    Archipelagos Library A brief set of descriptions for two of the of the Cuttlefish found in the Mediterranean, Sepia officianalis and Sepia eLegans
     
  9. GPO87

    GPO87 Sepia elegans Staff Member Moderator

    Joined:
    Jan 6, 2005
    Messages:
    789
    Likes Received:
    164
    Location:
    Dancing between Vancouver and Auckland
    I have to admit, that first one can be quite a challenge if you don't know what you are looking for. I tried to get it to project a Teuthowenia, and failed miserably:smile:!
     
  10. DWhatley

    DWhatley Cthulhu Staff Member Moderator

    Joined:
    Sep 4, 2006
    Messages:
    19,078
    Likes Received:
    1,123
    Location:
    Gainesville, GA USA
    GPO87,
    I would be helpful if they would present a highlilghted list all the species available and then unhighlight the animals that are eliminated as you make choices. Soooo many things we can do that we don't ... :sad:
     
  11. DWhatley

    DWhatley Cthulhu Staff Member Moderator

    Joined:
    Sep 4, 2006
    Messages:
    19,078
    Likes Received:
    1,123
    Location:
    Gainesville, GA USA
    Octopus Suckers Identification Code (OSIC) - Full Text available
    Francesca Tramacereab*, Lucia Beccaia, Michael J. Kubacd & Barbara Mazzolaia


    As a programmer, I will strongly object to the design of this suggested notation as it is not one that is easily stored, typed or referenced. For both typing and data handling, the always present data should be first, followed by the maybe data. The content seems to be well thought out but something more on the order of S34B5L2L3 Where S34 indicates the 34th sucker, B5 a count of the beak area suckers, L2 the 2nd left arm and L3 indicating the adjacent arm. Alternately the row indicator could be solely a letter indicating the side rather than the adjacent arm number. Lower case could be used (S34B5L2l ) in formal presentations and it should not be confusing when hand written since the optional last character can only be blank, l or r.

    Octopus, How Do You Count Your Suckers?
    Scientific American, Octopus Chronicles 2013/12, Katherine Harmon Courage

    Katherine blogs about the above study and proposal.
     
    Tintenfisch likes this.
  12. DWhatley

    DWhatley Cthulhu Staff Member Moderator

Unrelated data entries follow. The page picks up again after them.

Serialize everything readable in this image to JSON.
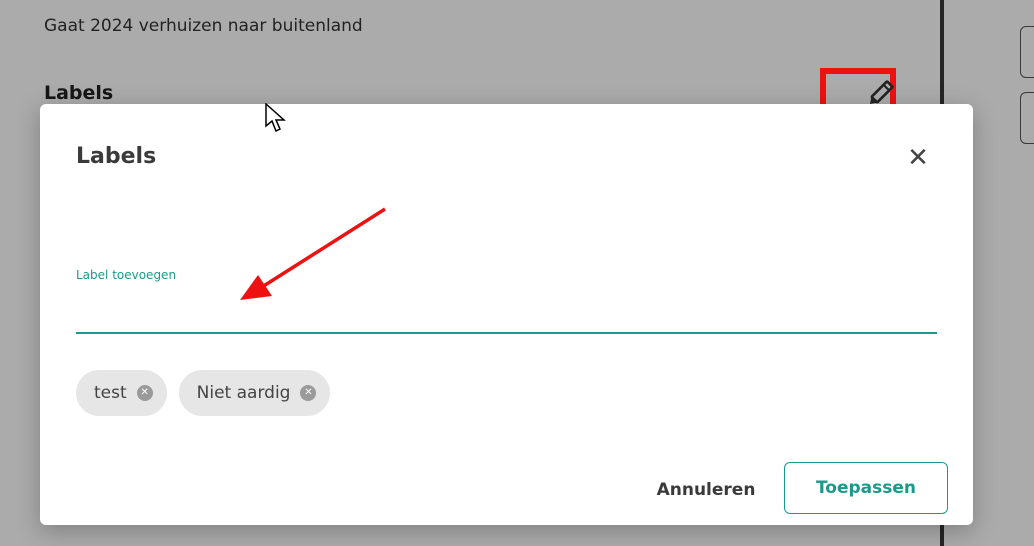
{
  "background": {
    "description": "Gaat 2024 verhuizen naar buitenland",
    "labels_heading": "Labels"
  },
  "modal": {
    "title": "Labels",
    "close_icon": "close-icon",
    "field_label": "Label toevoegen",
    "field_value": "",
    "chips": [
      {
        "label": "test"
      },
      {
        "label": "Niet aardig"
      }
    ],
    "cancel_label": "Annuleren",
    "apply_label": "Toepassen"
  },
  "colors": {
    "accent": "#1a9a8a",
    "highlight": "#ee1111",
    "overlay": "rgba(0,0,0,0.33)"
  }
}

    Joined:
    Sep 4, 2006
    Messages:
    19,078
    Likes Received:
    1,123
    Location:
    Gainesville, GA USA
    The early life history of two sympatric New Zealand octopuses: eggs and paralarvae of Octopus huttoniand Pinnoctopus cordiformis
    S A Carrasco 2013 - (subscription)

     
  13. Jean

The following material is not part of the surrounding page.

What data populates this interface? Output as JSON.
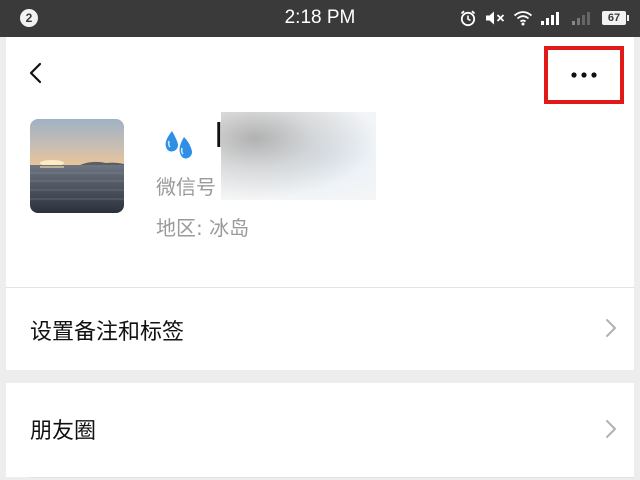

    Jean Colossal Squid Supporter

    Joined:
    Nov 19, 2002
    Messages:
    4,218
    Likes Received:
    138
    Location:
    Dunedin, New Zealand
    For NZ I still go for
    The marine fauna of New Zealand: Octopoda (Mollusca:Cephalopoda) (NIWA biodiversity memoir)
    by Steve O'Shea sadly not available online but Amazon have it :grin:

    for the world (it's old but....!)online at http://www.fao.org/docrep/009/ac479e/ac479e00.htm
    [​IMG]
    FAO Fisheries Synopsis No. 125, Volume 3

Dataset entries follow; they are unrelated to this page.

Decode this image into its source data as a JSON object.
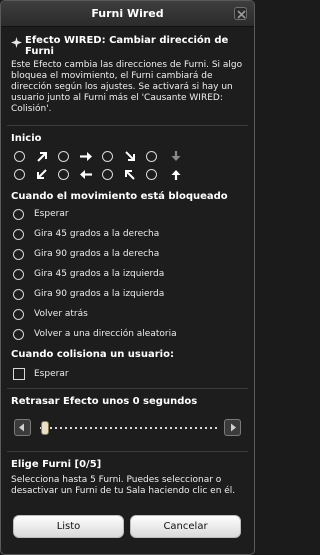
{
  "window": {
    "title": "Furni Wired"
  },
  "effect": {
    "title": "Efecto WIRED: Cambiar dirección de Furni",
    "description": "Este Efecto cambia las direcciones de Furni. Si algo bloquea el movimiento, el Furni cambiará de dirección según los ajustes. Se activará si hay un usuario junto al Furni más el 'Causante WIRED: Colisión'."
  },
  "start": {
    "title": "Inicio",
    "directions": [
      "arrow-up-right-icon",
      "arrow-right-icon",
      "arrow-down-right-icon",
      "arrow-down-icon",
      "arrow-down-left-icon",
      "arrow-left-icon",
      "arrow-up-left-icon",
      "arrow-up-icon"
    ]
  },
  "blocked": {
    "title": "Cuando el movimiento está bloqueado",
    "options": [
      "Esperar",
      "Gira 45 grados a la derecha",
      "Gira 90 grados a la derecha",
      "Gira 45 grados a la izquierda",
      "Gira 90 grados a la izquierda",
      "Volver atrás",
      "Volver a una dirección aleatoria"
    ]
  },
  "collision": {
    "title": "Cuando colisiona un usuario:",
    "checkbox_label": "Esperar"
  },
  "delay": {
    "title": "Retrasar Efecto unos 0 segundos",
    "value": 0
  },
  "furni": {
    "title": "Elige Furni [0/5]",
    "description": "Selecciona hasta 5 Furni. Puedes seleccionar o desactivar un Furni de tu Sala haciendo clic en él."
  },
  "buttons": {
    "ok": "Listo",
    "cancel": "Cancelar"
  }
}
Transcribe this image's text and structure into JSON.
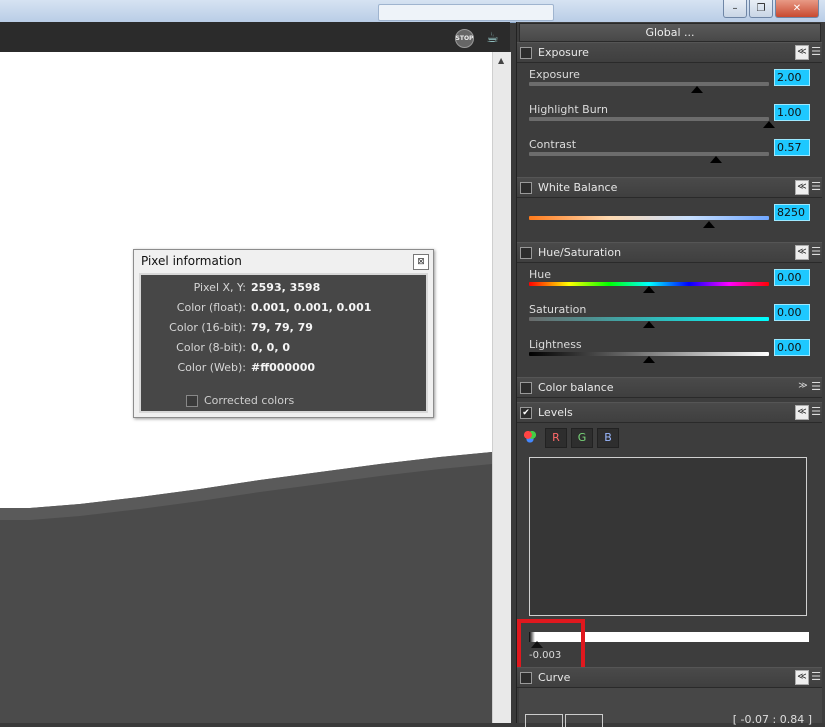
{
  "viewer": {
    "toolbar": {
      "stop_icon": "STOP",
      "teapot_icon": "☕"
    }
  },
  "pixel_info": {
    "title": "Pixel information",
    "close_icon": "⊠",
    "rows": [
      {
        "label": "Pixel X, Y:",
        "value": "2593, 3598"
      },
      {
        "label": "Color (float):",
        "value": "0.001, 0.001, 0.001"
      },
      {
        "label": "Color (16-bit):",
        "value": "79, 79, 79"
      },
      {
        "label": "Color (8-bit):",
        "value": "0, 0, 0"
      },
      {
        "label": "Color (Web):",
        "value": "#ff000000"
      }
    ],
    "corrected_colors_label": "Corrected colors"
  },
  "panel": {
    "global_label": "Global ...",
    "exposure": {
      "title": "Exposure",
      "exposure_label": "Exposure",
      "exposure_value": "2.00",
      "exposure_level": 0.7,
      "burn_label": "Highlight Burn",
      "burn_value": "1.00",
      "burn_level": 1.0,
      "contrast_label": "Contrast",
      "contrast_value": "0.57",
      "contrast_level": 0.78
    },
    "white_balance": {
      "title": "White Balance",
      "value": "8250",
      "level": 0.75
    },
    "hue_saturation": {
      "title": "Hue/Saturation",
      "hue_label": "Hue",
      "hue_value": "0.00",
      "hue_level": 0.5,
      "saturation_label": "Saturation",
      "saturation_value": "0.00",
      "saturation_level": 0.5,
      "lightness_label": "Lightness",
      "lightness_value": "0.00",
      "lightness_level": 0.5
    },
    "color_balance": {
      "title": "Color balance"
    },
    "levels": {
      "title": "Levels",
      "checked": "✔",
      "channels": [
        "R",
        "G",
        "B"
      ],
      "range_label": "-0.003"
    },
    "curve": {
      "title": "Curve",
      "range": "[ -0.07 : 0.84 ]"
    }
  },
  "colors": {
    "value_box": "#1ec8ff",
    "highlight": "#e0181e"
  }
}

    FAO Species Catalogue Vol. 3.
    Cephalopods of The World
    An Annotated and Illustrated Catalogue of Species of Interest to Fisheries
     
    DWhatley likes this.

Share This Page